The Fasted Cardio Scam

Ian MacKenzie MS, NASM
2 min readOct 15, 2020


Bodybuilders are big on the notion that early-morning cardio in the fasted state will burn more fat compared to longer cardio in the fed state.

Studies do not give us conclusive evidence to support this. Carbohydrates do blunt the body’s ability to burn fat because they prevent fatty acids from reaching the mitochondria (Schoenfeld, 2020). This seems to only be evident during low intensity cardio sessions because high intensity cardio actually mobilizes more fat than your body can process. This means that in the fasted state, high intensity cardio is actually counterproductive (Schoenfeld, 2020).

Consuming a meal before exercise actually creates an increased thermic effect during exercise. This contributes to greater post-exercise oxygen consumption. In a study by Paoli et al, participants who consumed a pre-exercise meal utilized more fat as an energy substrate than people who fasted. The differences remained significant 24 hours after the moderate intensity workout protocol (Paoli et al., 2011).

The cold hard truth about fat-burning is that your body wants to adapt. So out of the total fat that our body burns, a little more than half of it comes from sub-cutaneous stores and the rest come from the muscle (van Loon, 2004). It should also be noted, that if you are a trained individual, your body is more likely to use intramuscular triglycerides as fuel as opposed to sub-cutaneous fat (Schoenfeld, 2020). During long-duration cardio sessions, trained people use up to 80% of their energy from intramuscular triglycerides (Hurley et al., 1986). This is because they lie closer to the mitochondria (Romijn et al., 1993). Since acute studies do not distinguish between the types of fat that are burned, we can theorize that fat burning becomes less relevant as you become more trained (Schoenfeld, 2020).

Schoenfeld, B. (2020, July 10). Does Fasted Cardio Maximize Fat Loss? Retrieved September 29, 2020, from

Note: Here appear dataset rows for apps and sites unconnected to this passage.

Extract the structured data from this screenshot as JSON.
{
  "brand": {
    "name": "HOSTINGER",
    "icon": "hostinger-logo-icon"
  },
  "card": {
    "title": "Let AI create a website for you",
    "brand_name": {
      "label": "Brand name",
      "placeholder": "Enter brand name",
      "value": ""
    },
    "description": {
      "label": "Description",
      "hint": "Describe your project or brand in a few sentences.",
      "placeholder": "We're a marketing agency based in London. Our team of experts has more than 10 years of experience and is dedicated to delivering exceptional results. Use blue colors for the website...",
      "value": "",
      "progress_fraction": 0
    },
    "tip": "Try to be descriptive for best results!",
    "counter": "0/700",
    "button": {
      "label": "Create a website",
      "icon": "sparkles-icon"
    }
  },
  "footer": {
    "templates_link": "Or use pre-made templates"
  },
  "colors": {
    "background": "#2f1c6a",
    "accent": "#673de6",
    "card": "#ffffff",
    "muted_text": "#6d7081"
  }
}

Paoli, A., Marcolin, G., Zonin, F., Neri, M., Sivieri, A., & Pacelli, Q. F. (2011). Exercising Fasting or Fed to Enhance Fat Loss? Influence of Food Intake on Respiratory Ratio and Excess Postexercise Oxygen Consumption After a Bout of Endurance Training. International Journal of Sport Nutrition and Exercise Metabolism, 21(1), 48–54. doi:10.1123/ijsnem.21.1.48

van Loon, L. (2004). Use of intramuscular triacylglycerol as a substrate source during exercise in humans. Journal Of Applied Physiology, 97(4), 1170–1187. doi: 10.1152/japplphysiol.00368.2004

Hurley, B., Nemeth, P., Martin, W., Hagberg, J., Dalsky, G., & Holloszy, J. (1986). Muscle triglyceride utilization during exercise: effect of training. Journal Of Applied Physiology, 60(2), 562–567. doi: 10.1152/jappl.1986.60.2.562

Romijn, J., Coyle, E., Sidossis, L., Gastaldelli, A., Horowitz, J., Endert, E., & Wolfe, R. (1993). Regulation of endogenous fat and carbohydrate metabolism in relation to exercise intensity and duration. American Journal Of Physiology-Endocrinology And Metabolism, 265(3), E380-E391. doi: 10.1152/ajpendo.1993.265.3.e380



Ian MacKenzie MS, NASM

Owner of Average Bros Fitness. An online training platform that teaches you how to be your own personal trainer.